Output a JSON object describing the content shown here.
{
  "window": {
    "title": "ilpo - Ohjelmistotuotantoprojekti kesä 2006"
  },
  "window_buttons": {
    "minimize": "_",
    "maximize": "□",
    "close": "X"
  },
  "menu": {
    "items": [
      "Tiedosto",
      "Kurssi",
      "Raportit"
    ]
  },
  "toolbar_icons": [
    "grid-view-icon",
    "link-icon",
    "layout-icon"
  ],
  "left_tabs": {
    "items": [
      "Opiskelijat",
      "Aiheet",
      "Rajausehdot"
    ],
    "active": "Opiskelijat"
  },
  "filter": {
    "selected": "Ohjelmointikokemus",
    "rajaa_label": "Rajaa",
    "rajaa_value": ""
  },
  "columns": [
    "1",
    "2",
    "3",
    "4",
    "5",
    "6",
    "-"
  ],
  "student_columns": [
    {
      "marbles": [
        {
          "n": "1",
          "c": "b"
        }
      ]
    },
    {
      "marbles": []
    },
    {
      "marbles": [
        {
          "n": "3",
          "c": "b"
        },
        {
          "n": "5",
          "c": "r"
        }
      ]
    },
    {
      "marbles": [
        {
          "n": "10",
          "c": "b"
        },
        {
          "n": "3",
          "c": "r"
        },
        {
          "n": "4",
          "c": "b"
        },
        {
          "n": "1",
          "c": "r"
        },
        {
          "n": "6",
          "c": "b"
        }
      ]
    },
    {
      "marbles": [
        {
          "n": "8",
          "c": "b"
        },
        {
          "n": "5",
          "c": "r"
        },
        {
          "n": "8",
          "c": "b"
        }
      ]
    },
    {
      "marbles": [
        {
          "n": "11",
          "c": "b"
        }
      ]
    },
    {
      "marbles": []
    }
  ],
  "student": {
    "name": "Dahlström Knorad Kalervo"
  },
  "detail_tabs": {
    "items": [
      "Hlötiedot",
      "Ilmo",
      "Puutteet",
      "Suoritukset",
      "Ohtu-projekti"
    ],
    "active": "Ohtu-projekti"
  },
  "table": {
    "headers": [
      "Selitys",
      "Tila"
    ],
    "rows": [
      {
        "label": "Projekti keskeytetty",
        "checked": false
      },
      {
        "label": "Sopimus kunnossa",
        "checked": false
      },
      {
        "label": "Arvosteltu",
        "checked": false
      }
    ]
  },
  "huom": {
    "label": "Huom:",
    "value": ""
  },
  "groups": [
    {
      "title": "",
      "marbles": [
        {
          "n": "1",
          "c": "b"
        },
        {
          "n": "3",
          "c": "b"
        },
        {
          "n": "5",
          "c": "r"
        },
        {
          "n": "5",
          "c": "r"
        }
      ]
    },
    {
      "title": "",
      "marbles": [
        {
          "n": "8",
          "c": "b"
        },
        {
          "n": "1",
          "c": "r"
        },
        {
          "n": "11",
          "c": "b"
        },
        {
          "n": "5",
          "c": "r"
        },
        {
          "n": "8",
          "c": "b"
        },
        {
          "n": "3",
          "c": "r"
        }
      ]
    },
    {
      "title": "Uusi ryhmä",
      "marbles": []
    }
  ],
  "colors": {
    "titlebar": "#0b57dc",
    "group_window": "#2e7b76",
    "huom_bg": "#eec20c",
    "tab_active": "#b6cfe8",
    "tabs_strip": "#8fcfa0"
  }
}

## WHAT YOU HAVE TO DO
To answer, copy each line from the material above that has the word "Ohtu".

## FINISHED TASK
      "Ohtu-projekti"
    "active": "Ohtu-projekti"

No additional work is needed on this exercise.